burned to death at Duluth and a three
months-old baby so severely injured
she will die.
I The mother, Mrs Harry Hansen,
was outside their home when it
caught fire. Barred by flames from en-
1
tering to save her three little ones
she smashed a window and lifted the
oldest out. Then she went into hys
terics and was unable to tell the fire
men that the children were in the
building.
A neighbor gave them warning and
the captain of the firemen entered the
building and rescued the infant. The
body of the other child was burned to
a cinder.
HOOT AND HISS ALDERMEN
Duluth Citizens Incensed at Action
on Ordinance.
Because they decided to refer the
proposed ordinance requiring street
car motormen in Duluth to have a

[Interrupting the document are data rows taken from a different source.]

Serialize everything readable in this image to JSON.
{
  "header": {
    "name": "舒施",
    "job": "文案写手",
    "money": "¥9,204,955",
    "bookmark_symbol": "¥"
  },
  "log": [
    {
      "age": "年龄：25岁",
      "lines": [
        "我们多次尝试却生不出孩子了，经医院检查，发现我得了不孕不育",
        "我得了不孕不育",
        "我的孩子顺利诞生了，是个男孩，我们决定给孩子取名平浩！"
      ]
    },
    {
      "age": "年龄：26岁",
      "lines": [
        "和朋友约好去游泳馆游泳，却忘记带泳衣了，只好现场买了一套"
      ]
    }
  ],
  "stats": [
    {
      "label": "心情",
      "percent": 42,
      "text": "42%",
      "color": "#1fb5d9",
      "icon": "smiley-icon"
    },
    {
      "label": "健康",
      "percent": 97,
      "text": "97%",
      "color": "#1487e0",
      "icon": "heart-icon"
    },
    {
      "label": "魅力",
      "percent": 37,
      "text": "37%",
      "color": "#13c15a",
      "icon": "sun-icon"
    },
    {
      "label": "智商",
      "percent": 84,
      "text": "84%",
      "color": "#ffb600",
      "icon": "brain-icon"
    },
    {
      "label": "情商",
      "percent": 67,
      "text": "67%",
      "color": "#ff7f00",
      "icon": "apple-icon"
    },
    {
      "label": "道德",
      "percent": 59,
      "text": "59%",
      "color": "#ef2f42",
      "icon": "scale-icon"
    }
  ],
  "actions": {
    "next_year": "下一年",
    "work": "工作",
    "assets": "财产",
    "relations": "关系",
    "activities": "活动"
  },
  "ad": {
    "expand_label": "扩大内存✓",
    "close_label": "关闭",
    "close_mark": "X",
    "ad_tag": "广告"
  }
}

license members of the council were
hooted and hissed by several hundred
citizens. Alderman Curren was even
threatened with violence.
The meeting was marked by heated
argument between aldermen and citl
zens. Hisses and shouts followed each
talk against the passing of the bill.
Several of the aldermen were told
frankly that steps would at once be
taken to use the recall on them.
FARMER SLAIN NEAR DULUTH
Sheriff Meining Arrests a Farmhand
on Suspicion.
Matt Kemp, forty-eight years old,
a farmer, was found dead near Du
luth with a deep knife wound in his
left arm. One of the arteries was
cut and he bled to death.
Hugo Pyggo, farmhand working near
Kemp's farm, has been arrested by
Sheriff Meining on suspicion. At the
autopsy it was foun^that the point of
Ihe knife was broken oflT in Kemp's
inn. A knife about seven inches
(ong, with the point missing, was
•onnd in Pyggo's possession whan at*
letted.
S W S
AT THE
Angelina and
Compass
New Ulm
Roller Mill Co.
WHEN YOU NEED
FURNITURE\
Call on us and we will
show you the best to be
had in that line at the 4
most reasonable prices.
Try us.
EMIL F. BUENOER
N. Henningsen
Insurance, Real Estate,
NEW ULM
*&»
The best FLOUR
made. We always
carry a fresh sup
ply of Rye Flour,
Corn Meal, \Pure
Buckwheat Flour,
Self Raising Pan
cake Mixture, Gra
ham, Farina and
"Breakfast Food.
Loans and Bonds
BOTH PHONES, No. 102 Residence Phone, No. 106
NEW ULM, MINN.
JO WOR IH TH
E CUT
PUBLISHING CO.
DanielWebster Flour
None Better at Any Price
Get a Sack and convince
yourself
Every sack sold under an
iron-clad guarantee
•MJIIJIIJI
EAGLE ROLLER MILL COMPANY
I

xml | txt